TAMPA, Fla. — The 2012 Republican National Convention began with a day of canceled events, and ended with a bizarre unscripted moment in which Clint Eastwood lectured an empty chair. And there were few true bright spots in between.
The party’s rising star, New Jersey Gov. Chris Christie, failed to impress with his much-hyped keynote address. The vaunted vice presidential nominee? His speech took a pounding from fact-checkers, potentially knocking the Romney campaign off kilter just as it enters the home stretch.
And then there’s the racially charged flying legumes.
There was much for Republicans to celebrate in Tampa: the fresh faces on stage who energized the room and revealed a deep Republican bench of young talent, the emergence of Ann Romney as a beloved national figure and a final night that went a long way toward humanizing Mitt Romney with compelling personal stories.
But every day also seemed to bring another round of bad news, leaving the convention limping to the end. A rundown of what went wrong:
The weather system known as Isaac (which strengthened from a tropical storm to a hurricane and back over the course of the convention) cast dark clouds over Tampa in the days leading up to the official start of the convention Monday. Though the storm took a turn away from the convention site, organizers had to scramble and cancel a day, leading to public bickering over who was to blame for placing the convention and its thousands of attendees in the path of a major storm.
• The Ron Paul Revolution
For months, Ron Paul supporters exploited obscure primary and caucus rules long after Romney’s victory was apparent to amass a decent minority of delegates, many of them bound to Romney, for the convention. But when RNC officials passed new rules trying to prevent Paul backers from poaching more delegates in 2016, the Paul crowd erupted in anger.

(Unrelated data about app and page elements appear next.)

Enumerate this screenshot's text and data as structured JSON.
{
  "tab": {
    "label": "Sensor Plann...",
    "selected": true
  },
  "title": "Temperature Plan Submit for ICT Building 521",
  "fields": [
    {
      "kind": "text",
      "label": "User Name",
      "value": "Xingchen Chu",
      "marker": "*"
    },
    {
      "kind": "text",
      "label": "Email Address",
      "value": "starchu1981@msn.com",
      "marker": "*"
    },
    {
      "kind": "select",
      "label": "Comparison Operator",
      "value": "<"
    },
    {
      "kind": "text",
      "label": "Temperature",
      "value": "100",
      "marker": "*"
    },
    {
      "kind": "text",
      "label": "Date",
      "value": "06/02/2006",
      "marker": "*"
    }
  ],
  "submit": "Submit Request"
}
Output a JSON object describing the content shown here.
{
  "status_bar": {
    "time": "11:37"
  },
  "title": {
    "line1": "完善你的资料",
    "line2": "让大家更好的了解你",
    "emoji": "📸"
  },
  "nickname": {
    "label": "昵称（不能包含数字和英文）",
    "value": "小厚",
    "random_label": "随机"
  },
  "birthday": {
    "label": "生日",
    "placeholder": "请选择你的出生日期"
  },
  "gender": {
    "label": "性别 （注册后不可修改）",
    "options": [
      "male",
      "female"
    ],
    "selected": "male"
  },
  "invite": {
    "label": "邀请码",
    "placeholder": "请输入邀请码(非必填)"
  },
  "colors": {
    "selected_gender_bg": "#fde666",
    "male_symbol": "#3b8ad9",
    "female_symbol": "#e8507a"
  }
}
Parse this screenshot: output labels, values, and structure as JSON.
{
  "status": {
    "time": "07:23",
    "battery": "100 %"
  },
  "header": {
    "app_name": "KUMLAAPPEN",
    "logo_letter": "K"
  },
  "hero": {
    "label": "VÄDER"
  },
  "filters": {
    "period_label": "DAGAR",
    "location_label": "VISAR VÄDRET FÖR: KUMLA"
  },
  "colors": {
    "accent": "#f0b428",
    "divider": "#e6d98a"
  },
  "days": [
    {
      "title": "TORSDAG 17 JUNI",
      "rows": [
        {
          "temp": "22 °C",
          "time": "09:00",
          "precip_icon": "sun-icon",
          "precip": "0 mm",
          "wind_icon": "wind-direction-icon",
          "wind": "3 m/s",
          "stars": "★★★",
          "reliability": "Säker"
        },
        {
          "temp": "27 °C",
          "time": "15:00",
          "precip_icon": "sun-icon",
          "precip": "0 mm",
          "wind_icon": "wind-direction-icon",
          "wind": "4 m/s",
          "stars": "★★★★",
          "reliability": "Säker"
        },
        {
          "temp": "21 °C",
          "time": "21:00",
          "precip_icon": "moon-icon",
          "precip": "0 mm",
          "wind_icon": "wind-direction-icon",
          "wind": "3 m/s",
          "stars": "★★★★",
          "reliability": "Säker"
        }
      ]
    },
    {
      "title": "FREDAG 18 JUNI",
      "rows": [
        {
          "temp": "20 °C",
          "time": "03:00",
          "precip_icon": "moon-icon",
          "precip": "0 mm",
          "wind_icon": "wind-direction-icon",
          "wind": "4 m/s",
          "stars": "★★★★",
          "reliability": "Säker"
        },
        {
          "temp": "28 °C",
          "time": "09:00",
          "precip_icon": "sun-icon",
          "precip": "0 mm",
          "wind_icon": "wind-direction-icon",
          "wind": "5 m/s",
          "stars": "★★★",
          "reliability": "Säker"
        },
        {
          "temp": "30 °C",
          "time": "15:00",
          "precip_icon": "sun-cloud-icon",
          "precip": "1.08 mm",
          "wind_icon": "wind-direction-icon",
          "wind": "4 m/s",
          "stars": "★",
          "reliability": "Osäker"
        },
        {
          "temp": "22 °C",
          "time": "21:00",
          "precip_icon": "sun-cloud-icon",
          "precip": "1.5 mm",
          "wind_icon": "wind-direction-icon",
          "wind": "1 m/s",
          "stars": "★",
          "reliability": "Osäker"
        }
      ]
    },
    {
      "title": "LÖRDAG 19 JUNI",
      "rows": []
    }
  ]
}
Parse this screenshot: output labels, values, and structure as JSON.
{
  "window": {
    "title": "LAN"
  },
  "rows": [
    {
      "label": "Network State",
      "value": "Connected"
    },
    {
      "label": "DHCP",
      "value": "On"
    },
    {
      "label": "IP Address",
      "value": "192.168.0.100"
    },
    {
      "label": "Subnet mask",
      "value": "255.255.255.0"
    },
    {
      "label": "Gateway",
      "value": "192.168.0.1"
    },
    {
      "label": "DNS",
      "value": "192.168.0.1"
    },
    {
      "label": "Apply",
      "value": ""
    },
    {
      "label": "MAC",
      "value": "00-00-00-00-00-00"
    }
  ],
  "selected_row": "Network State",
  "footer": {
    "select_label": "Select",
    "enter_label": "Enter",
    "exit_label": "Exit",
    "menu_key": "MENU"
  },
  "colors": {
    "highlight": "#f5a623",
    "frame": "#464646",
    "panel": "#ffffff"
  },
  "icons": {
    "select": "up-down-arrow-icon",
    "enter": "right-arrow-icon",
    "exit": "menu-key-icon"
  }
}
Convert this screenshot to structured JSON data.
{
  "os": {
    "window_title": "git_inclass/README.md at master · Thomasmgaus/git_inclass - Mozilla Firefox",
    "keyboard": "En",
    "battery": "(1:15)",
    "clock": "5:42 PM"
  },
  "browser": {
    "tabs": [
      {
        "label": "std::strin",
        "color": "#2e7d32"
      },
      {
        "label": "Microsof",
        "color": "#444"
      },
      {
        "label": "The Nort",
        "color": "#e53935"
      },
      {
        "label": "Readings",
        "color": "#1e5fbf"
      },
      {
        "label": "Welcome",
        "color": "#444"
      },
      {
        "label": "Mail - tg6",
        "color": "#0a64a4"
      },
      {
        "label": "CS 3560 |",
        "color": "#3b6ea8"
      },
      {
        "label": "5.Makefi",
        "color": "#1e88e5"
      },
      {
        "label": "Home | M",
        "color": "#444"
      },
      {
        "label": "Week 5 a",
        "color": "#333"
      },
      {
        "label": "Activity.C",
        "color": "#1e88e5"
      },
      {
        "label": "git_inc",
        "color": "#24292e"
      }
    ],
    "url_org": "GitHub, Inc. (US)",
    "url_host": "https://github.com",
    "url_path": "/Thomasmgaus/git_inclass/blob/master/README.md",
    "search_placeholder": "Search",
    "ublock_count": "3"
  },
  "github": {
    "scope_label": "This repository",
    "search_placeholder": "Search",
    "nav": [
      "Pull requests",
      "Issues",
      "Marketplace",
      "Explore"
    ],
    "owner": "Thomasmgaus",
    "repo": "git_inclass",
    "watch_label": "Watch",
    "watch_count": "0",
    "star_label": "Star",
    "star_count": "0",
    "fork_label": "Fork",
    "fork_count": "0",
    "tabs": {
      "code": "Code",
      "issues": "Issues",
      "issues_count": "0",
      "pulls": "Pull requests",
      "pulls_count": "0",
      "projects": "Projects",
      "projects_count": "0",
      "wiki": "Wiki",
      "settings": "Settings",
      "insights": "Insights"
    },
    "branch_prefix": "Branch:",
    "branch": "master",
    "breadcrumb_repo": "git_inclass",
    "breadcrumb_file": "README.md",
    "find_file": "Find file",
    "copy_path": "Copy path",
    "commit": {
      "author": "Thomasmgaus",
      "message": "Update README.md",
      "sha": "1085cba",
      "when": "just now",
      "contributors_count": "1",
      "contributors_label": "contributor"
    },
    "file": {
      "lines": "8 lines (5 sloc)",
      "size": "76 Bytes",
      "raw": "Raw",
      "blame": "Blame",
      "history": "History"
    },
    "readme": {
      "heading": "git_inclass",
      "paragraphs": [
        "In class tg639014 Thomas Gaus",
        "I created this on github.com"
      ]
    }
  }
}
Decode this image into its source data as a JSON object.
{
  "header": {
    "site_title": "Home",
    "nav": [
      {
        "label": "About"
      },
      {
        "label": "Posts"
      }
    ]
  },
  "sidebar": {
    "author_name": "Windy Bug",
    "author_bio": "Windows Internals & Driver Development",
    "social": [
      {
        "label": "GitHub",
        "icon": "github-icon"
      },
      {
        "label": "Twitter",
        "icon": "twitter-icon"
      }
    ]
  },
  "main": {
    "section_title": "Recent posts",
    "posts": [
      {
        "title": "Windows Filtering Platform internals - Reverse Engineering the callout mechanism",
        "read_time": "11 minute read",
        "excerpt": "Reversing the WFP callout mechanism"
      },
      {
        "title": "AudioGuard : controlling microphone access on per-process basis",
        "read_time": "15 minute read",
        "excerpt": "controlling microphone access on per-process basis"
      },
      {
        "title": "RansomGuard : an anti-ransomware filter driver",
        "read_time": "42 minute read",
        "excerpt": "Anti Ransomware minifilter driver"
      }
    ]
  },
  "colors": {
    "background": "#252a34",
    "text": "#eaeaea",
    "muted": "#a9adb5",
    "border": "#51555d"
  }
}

On the first day of the convention, tensions boiled over as they staged a rowdy protest during the official roll call vote. On the second night, they sat for a video tribute to Paul, then walked out en masse, chanting anti-RNC slogans.
“We got railroaded by a freight train of hypocrisy,” one Paul delegate told TPM. “We’re trying to raise the integrity of the Republican Party, and if they won’t do it from the top down, we’ll do it from the bottom up.”
• The Peanuts
It was clearly the goal of Tampa’s organizers to showcase the GOP’s diversity. But on the same night as Utah congressional candidate Mia Love knocked ‘em dead from the podium, the RNC had to deal with an ugly racial incident involving two of its own. Patricia Carroll, a black CNN camerawoman, was the victim of a racist attack in which two members of the crowd threw peanuts at her and said, “This is how we feed the animals.”
The RNC immediately condemned the behavior and threw the two offending attendees out of the convention. But the ugly story lingered in the background of the remaining convention coverage.
Paul Ryan’s Factually Challenged Speech
Romney’s running mate Paul Ryan fired up the crowd with a tough speech attacking Obama’s economic record Wednesday night. But numerous factual inaccuracies in his address were so glaring that they quickly became a major story of their own.
In the most-cited example, Ryan excoriated Obama over a GM plant that closed in his Janesville, Wis., district, which he trumpeted as a sign of the president’s economic failures. But the plant closed in 2008 under President Bush, mostly due to market trends that long predated Obama. As Obama’s auto czar Steve Rattner noted, Ryan’s insistence that Obama should have saved the individual assembly line also ran directly counter to his frequent refrain that the government shouldn’t be in the business of “picking winners and losers.”
• Constant Distractions, On Stage And Off
Mike Huckabee marred the RNC’s outreach to women when he made a personal joke about DNC Chairwoman Debbie Wasserman Schultz on stage, which Democrats saw as sexist. Ann Romney, despite impressing just about everyone with her poised and warm address Tuesday, marred the Romney campaign’s outreach push to Hispanics when she said of Puerto Ricans, “you people know how to party.” Some Hispanic Republicans in the room were not happy.
• Clint Eastwood Debates An Empty Chair
The Romney campaign couldn’t have been more excited when word leaked that Clint Eastwood, a former Republican mayor in California, would make a surprise primetime appearance for the final night of the convention.
What they hoped for was a rugged boost of charisma from arguably the most beloved actor in Hollywood. What they got was a rambling, mumbled, disjointed piece of performance art in which Eastwood interviewed an empty chair that was apparently a stand-in for Obama.
Romney aides in attendance reportedly winced as Eastwood’s ad-libbed speech continued on for 12 minutes, never building toward any coherent theme.
The Republican delegates loved it, at least. And so did the Internet, where people began taking photos of themselves arguing with chairs in a meme dubbed “Eastwooding.”